— WORK REQUEST —
If a line holds the word "countdown", copy it from the entries.

— DATA PROVIDED —
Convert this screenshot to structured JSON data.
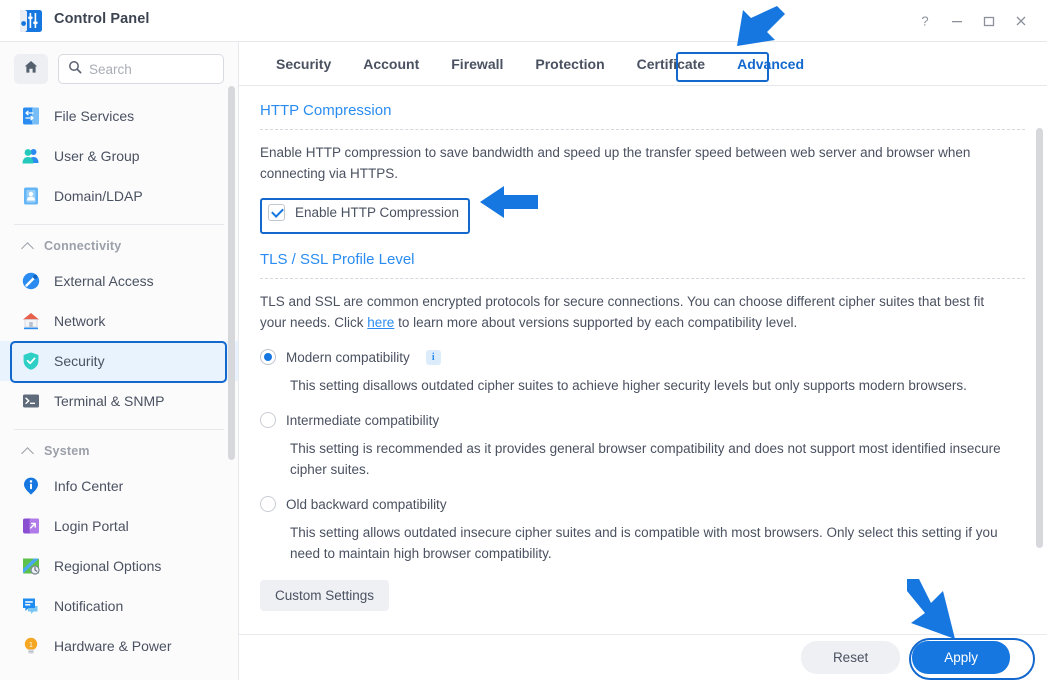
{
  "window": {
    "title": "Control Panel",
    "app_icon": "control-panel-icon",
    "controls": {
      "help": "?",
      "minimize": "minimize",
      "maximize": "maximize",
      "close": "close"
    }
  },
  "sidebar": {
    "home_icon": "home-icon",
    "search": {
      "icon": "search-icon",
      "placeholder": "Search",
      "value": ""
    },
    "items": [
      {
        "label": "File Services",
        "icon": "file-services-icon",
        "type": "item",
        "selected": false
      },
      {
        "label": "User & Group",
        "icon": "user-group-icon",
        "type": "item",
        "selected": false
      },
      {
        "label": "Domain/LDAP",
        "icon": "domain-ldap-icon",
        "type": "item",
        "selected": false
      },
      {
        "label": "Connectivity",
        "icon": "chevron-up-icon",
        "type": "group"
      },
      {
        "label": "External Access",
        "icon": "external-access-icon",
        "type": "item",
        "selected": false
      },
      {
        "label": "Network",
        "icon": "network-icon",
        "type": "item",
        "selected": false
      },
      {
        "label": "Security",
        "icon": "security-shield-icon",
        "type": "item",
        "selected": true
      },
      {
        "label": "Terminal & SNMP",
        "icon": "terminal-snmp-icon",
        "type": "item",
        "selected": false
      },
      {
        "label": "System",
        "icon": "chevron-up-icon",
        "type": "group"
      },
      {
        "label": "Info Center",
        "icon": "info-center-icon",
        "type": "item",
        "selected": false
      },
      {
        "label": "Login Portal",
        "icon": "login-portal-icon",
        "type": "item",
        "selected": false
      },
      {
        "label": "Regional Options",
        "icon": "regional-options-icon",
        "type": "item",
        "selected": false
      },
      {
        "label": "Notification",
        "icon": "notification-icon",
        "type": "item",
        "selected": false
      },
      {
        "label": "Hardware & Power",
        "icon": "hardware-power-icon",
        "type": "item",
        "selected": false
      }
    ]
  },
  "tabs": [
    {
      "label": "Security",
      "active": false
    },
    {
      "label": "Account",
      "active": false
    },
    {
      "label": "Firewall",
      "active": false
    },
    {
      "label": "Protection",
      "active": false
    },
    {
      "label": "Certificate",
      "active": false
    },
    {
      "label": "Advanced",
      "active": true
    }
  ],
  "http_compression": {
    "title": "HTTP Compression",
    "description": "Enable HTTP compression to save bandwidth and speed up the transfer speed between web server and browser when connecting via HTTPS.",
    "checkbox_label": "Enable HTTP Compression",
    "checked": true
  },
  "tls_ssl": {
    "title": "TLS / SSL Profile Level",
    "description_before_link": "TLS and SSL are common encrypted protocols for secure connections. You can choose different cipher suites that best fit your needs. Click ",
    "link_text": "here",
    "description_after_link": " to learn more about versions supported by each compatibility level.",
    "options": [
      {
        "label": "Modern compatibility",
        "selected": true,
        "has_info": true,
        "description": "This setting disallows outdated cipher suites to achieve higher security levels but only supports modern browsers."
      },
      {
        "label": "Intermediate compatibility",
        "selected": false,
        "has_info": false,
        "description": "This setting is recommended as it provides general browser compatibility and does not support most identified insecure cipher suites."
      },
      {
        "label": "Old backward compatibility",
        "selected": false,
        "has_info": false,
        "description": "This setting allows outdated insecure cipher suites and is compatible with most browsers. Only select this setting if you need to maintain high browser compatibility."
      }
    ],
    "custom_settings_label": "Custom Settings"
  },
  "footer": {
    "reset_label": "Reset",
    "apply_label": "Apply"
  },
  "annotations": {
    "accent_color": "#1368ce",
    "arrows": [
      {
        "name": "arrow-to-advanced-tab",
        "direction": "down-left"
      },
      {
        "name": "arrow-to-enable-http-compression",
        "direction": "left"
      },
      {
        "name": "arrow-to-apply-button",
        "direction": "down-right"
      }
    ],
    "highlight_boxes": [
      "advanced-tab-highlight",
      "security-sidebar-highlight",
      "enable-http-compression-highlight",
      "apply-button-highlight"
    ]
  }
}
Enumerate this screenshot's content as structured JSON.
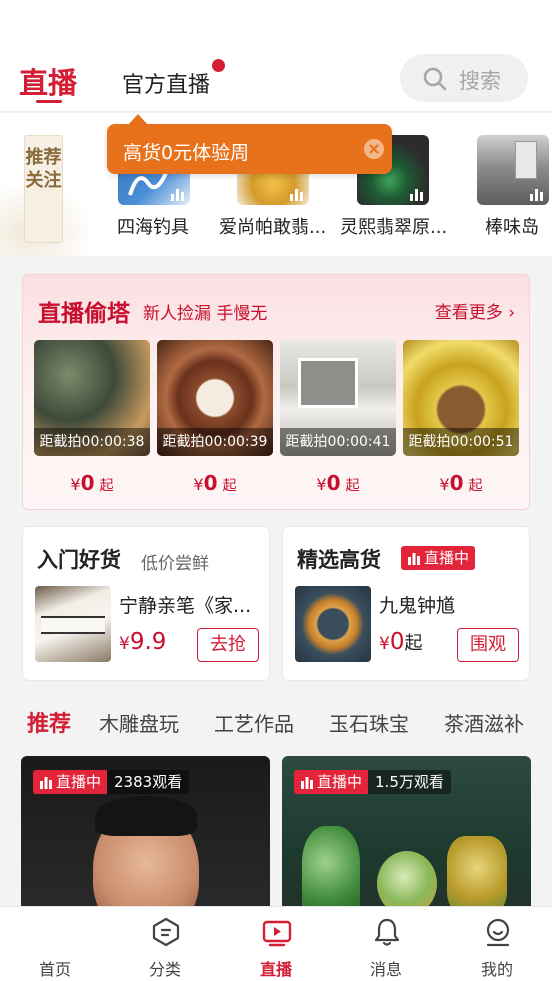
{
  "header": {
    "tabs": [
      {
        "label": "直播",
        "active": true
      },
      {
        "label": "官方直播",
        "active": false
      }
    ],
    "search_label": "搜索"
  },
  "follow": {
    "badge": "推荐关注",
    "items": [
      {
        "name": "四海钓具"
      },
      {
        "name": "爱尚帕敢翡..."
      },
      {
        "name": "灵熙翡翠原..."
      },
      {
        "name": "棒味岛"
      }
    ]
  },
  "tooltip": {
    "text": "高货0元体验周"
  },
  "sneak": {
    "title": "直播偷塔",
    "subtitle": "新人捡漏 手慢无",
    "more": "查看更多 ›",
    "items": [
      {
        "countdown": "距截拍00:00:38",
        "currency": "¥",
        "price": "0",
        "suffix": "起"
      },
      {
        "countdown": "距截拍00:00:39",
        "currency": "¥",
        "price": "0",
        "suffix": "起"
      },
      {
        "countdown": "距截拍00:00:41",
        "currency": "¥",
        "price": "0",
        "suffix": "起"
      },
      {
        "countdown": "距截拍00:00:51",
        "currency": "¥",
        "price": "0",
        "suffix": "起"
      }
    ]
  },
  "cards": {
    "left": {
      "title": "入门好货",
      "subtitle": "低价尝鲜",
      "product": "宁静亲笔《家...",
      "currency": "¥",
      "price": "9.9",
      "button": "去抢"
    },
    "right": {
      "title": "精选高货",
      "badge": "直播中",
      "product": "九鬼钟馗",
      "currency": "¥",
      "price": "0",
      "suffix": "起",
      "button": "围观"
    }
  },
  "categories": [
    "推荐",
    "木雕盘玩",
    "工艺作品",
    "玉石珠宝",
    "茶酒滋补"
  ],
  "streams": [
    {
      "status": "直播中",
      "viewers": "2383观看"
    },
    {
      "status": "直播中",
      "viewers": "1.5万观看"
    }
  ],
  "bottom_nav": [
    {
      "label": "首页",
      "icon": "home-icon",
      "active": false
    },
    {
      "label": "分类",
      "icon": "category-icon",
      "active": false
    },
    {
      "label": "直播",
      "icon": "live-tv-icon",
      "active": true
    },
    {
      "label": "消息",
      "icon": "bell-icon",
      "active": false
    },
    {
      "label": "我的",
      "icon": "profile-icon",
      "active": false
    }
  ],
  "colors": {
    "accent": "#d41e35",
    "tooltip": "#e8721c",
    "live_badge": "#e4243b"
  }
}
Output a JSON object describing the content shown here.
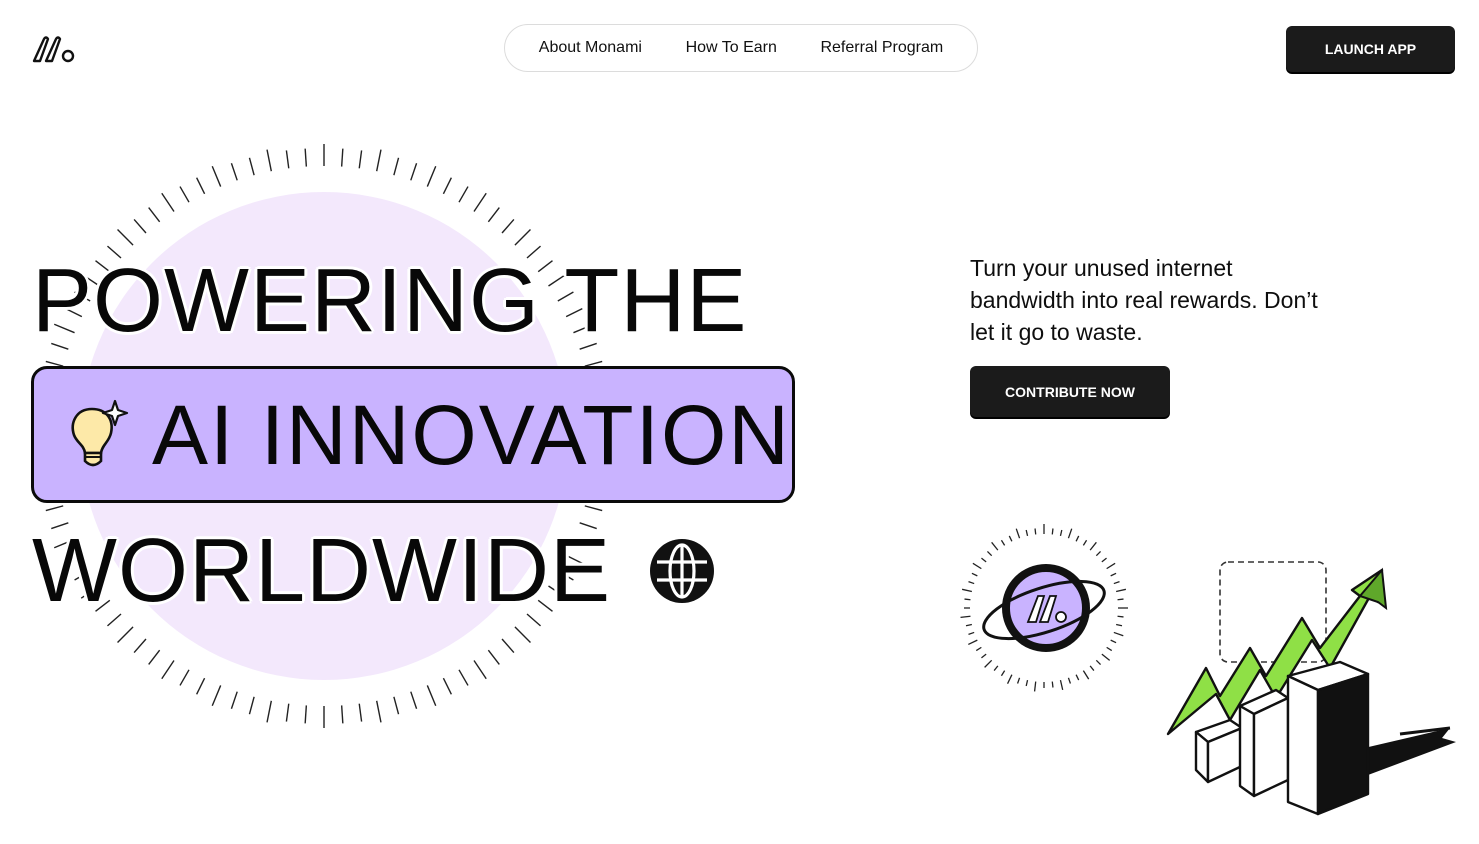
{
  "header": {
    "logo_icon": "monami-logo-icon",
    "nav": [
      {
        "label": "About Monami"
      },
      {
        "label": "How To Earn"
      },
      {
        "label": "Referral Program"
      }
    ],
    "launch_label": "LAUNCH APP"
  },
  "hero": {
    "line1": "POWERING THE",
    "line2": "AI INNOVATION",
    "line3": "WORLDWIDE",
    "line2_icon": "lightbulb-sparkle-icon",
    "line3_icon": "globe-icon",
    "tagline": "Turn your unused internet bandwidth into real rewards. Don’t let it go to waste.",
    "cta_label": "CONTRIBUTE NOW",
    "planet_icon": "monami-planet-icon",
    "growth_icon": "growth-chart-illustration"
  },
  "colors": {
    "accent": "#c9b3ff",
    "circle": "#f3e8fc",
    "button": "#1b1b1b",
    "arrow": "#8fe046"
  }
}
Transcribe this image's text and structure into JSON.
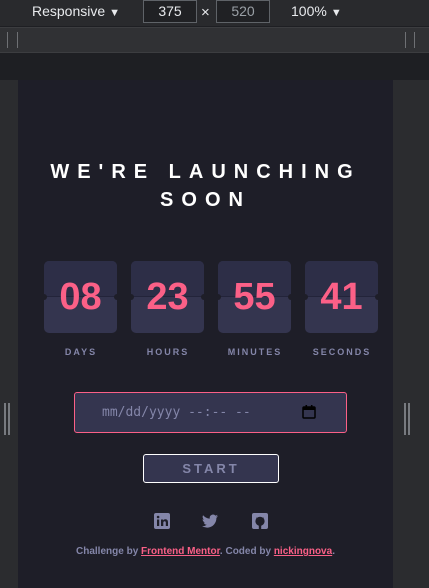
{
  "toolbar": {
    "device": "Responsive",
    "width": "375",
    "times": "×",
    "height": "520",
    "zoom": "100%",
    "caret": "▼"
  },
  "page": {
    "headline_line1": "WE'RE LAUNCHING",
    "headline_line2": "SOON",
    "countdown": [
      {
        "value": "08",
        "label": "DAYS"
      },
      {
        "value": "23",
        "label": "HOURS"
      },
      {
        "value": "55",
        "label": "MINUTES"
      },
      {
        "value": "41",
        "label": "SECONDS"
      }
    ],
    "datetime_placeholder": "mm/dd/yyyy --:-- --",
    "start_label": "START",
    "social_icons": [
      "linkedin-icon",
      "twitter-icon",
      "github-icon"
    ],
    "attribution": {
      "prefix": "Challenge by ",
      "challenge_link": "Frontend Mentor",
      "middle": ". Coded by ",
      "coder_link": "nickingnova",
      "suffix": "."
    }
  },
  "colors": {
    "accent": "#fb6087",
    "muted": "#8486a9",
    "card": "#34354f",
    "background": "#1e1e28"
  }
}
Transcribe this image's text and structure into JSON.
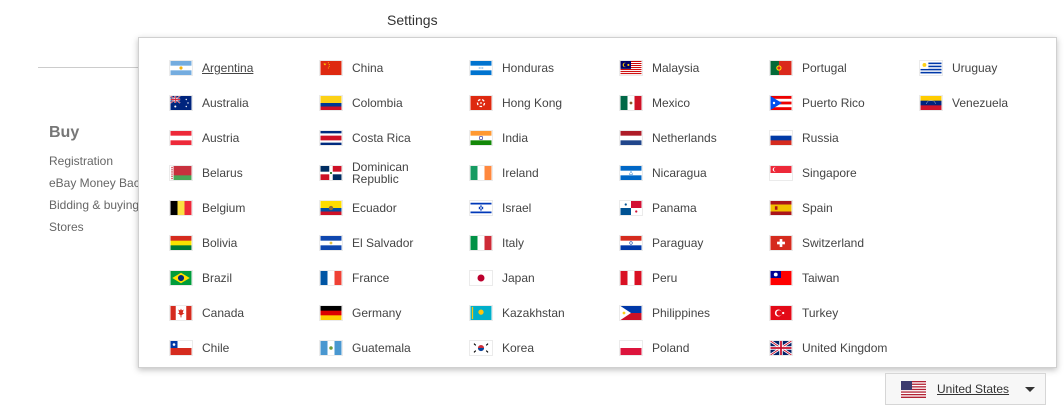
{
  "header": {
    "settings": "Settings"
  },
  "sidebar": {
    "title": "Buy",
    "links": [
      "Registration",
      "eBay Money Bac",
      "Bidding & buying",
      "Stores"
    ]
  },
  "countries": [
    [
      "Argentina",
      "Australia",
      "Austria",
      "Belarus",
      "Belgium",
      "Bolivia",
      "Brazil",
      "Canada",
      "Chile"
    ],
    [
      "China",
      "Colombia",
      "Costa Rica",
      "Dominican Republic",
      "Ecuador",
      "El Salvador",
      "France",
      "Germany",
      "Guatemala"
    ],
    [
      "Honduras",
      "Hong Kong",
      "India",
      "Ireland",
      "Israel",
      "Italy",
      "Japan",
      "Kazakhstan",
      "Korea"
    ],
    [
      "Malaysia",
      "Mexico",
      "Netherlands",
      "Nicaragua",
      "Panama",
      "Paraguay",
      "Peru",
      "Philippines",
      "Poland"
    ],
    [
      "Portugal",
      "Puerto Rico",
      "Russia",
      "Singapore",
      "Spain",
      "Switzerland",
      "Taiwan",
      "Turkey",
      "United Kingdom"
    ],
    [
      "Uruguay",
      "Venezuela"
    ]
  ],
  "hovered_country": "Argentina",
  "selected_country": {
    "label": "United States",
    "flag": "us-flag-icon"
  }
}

— YOUR SOLUTION —
        "countdown": "距截拍00:00:38",
        "countdown": "距截拍00:00:39",
        "countdown": "距截拍00:00:41",
        "countdown": "距截拍00:00:51",
    "countdown": [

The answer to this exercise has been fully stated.